This mask's four lenses, two over each eye, wrap around your face, displaying the wonders of the ocean (or hotel pool) in a dramatic widescreen format. Once peripheral vision is in play, there's a much better chance of spotting, say, an elusive moray eel before it ducks back into its hideaway. The mask's ratchet bindings (like on ski boots) make it easy to get a proper fit-enough of a seal to keep the water out, but not so tight that you get a headache. The chunky grip and stainless steel buttons on this waterproof case give any iPhone model 7 or higher a "real camera" feel for shooting stills and video as much as 33 feet beneath the surface. The optional pistol grip ($99) allows for trigger-finger shutter presses, and the 6-inch acrylic dome ($199) screws over the lens to let users capture sharp, seamless scenes that start underwater, then emerge above the surface-or vice versa.
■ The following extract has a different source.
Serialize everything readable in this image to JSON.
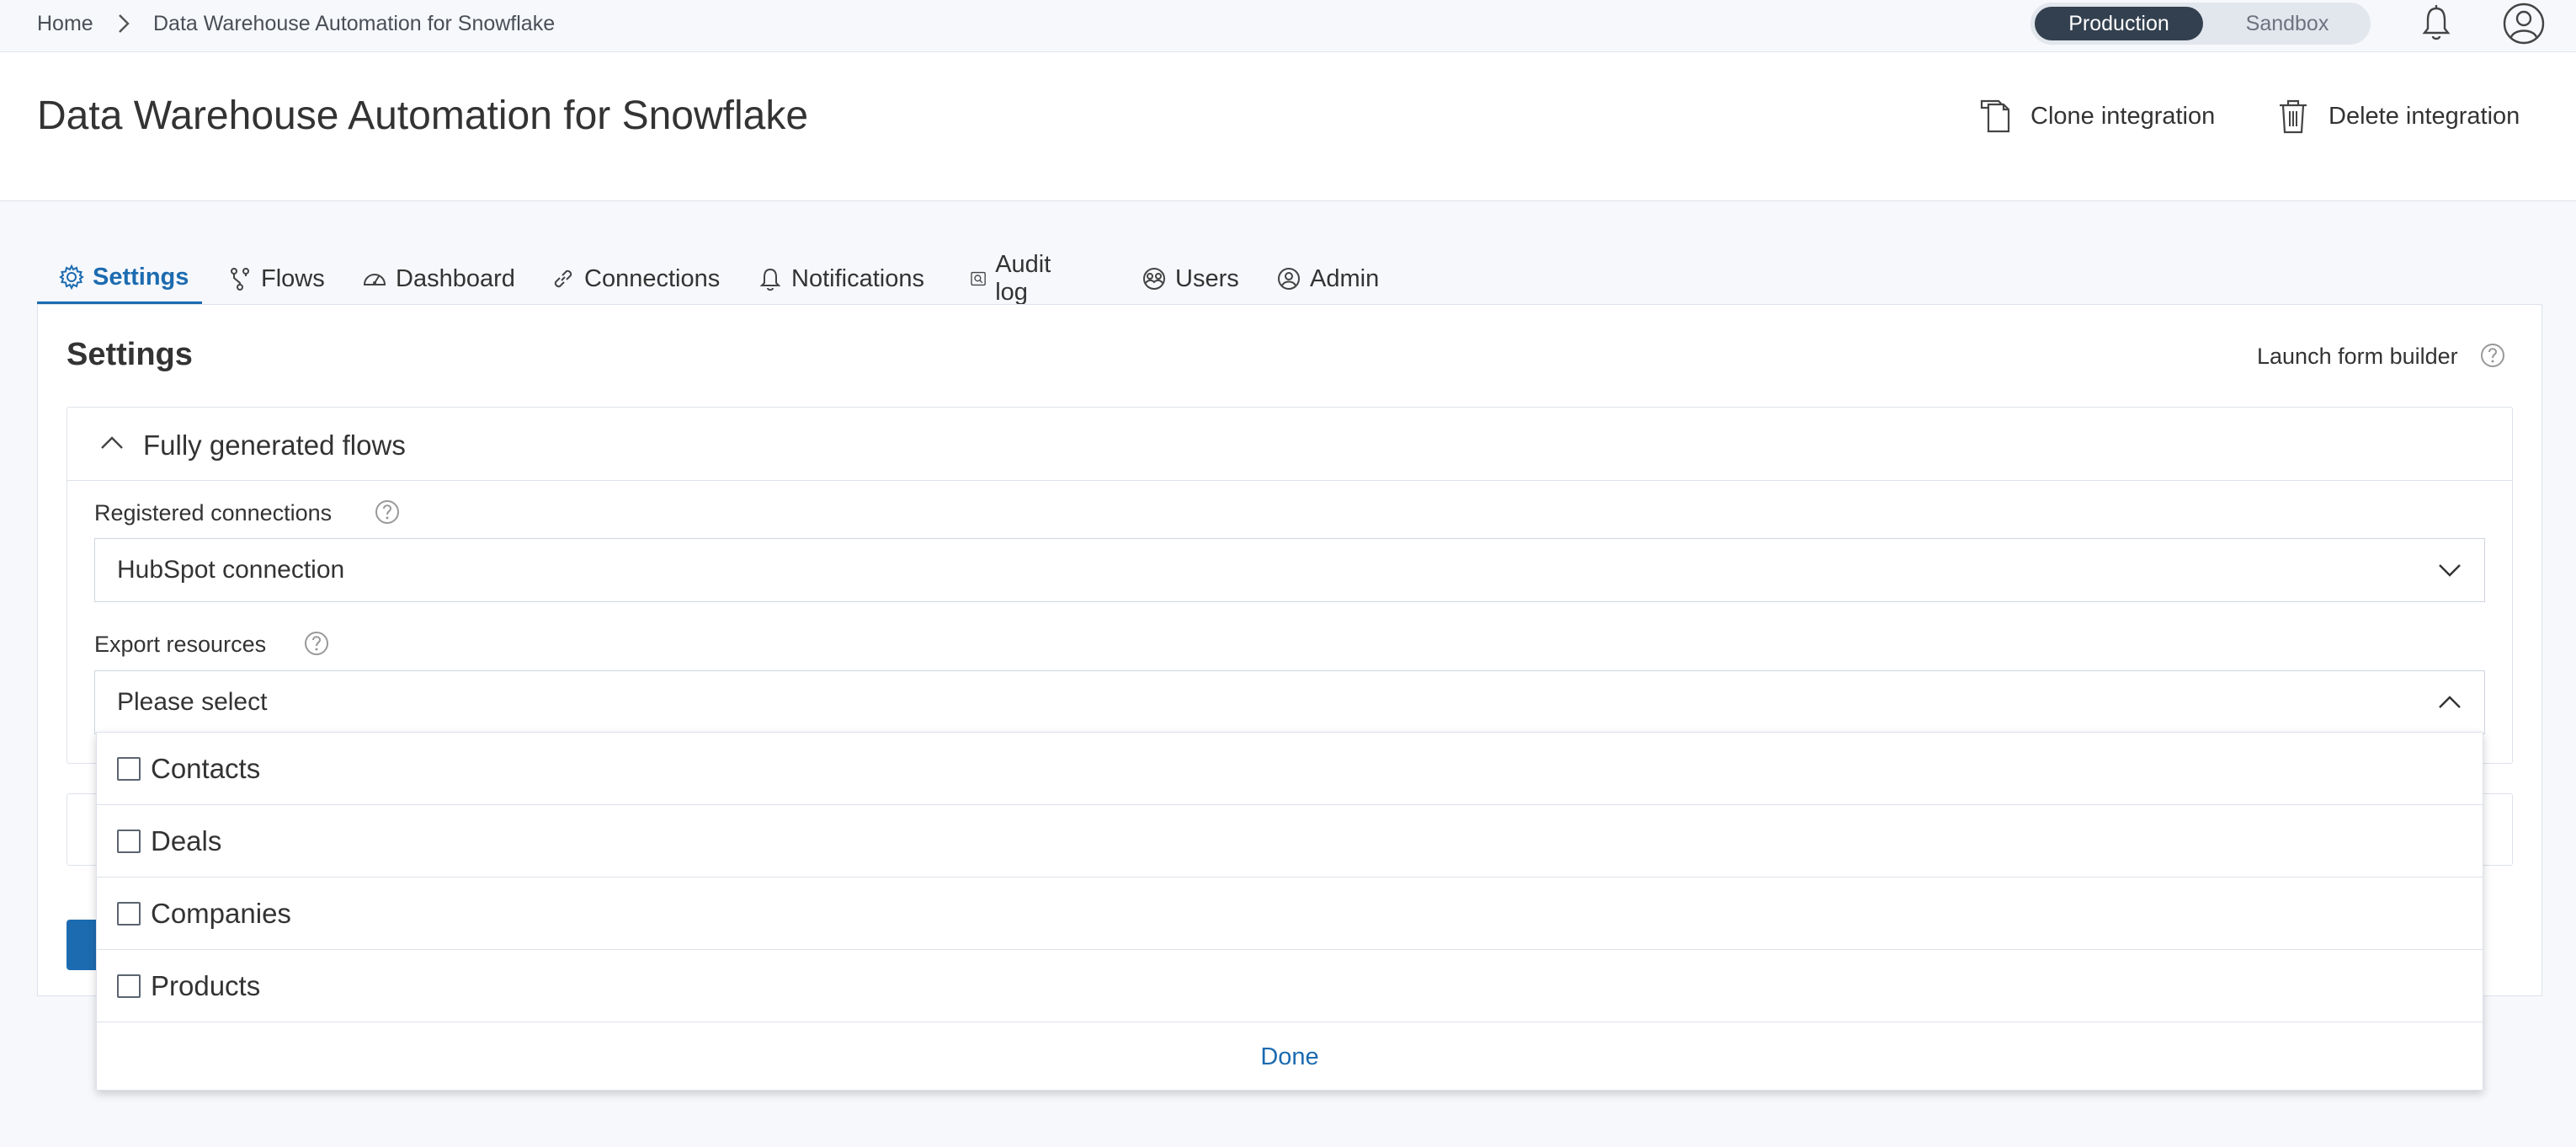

The AxisGo comes with a wrist leash that will ensure your treasured iPhone doesn't end up in Davy Jones' locker.
In our May issue, Nicholas Thompson and Fred Vogelstein interviewed 65 current and former employees of Facebook for a cover story on the platform's hellish past 15 months, and Douglas Preston wrote about how an idle Google search to find a boyhood friend turned up heartbreaking results. The two articles inspired readers to share stories of connections gained and lost-from Facebook and from childhood.